- The additional costs come from a range of sources. In particular, the costs of travelling, heating one’s home and paying for goods and their delivery are much higher for many residents of the areas under review, especially those in the remotest areas.
The update was asked to consider these costs are being and could addressed through national and regional policy:
- Despite some easing of costs, the continuing high cost of living in remote rural Scotland, and its exposure to any renewed rise of energy costs, makes their mitigation as urgent as ever. A framework for addressing these costs needs to consider issues around energy costs, shopping costs and travel costs in a joined up way, which takes account of the influence of local infrastructure and the development of jobs and communities.
- There is scope for some reduction on home energy costs, but mainstream energy efficiency measures have limited effect in the particular circumstances of remote rural Scotland. The Scottish Rural Fuel Poverty Task Force needs to identify particular ways in which energy efficiency improvements and better functioning markets and charging structures can be designed to meet the unique circumstances of remote rural Scotland.
- Retail costs could potentially go down if delivery networks are improved and charges reduced. Imaginative solutions are needed that use technology to join up delivery networks, and aim to reduce charges that are higher than they need to be.
- The best way to get travel costs down is for people to reduce the need to travel long distances for work. This requires a focus on developing more jobs that are both local and reasonably paid, which in turn requires the fostering of new skills in the workforce and the development of external markets.
- An improved infrastructure is needed to support these developments. In particular, the roll-out of high speed broadband is crucial, both for work and other purposes. Since a reliable network reaching all households is likely to be elusive in the medium term, the potential for having community hubs with good broadband and other amenities needs to be explored.

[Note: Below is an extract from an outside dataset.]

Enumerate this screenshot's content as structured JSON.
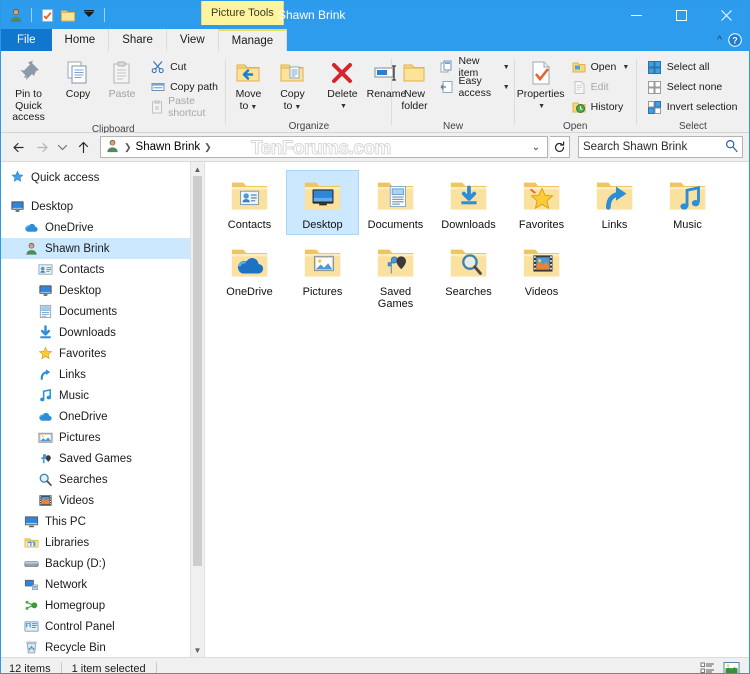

- All these improvements will work better to the extent that the population of the area can be maintained and boosted, especially among young adults. This requires in particular a focus on developing young people’s skills and opportunities, and on improving amenities such as mobile signal which are particularly important to them.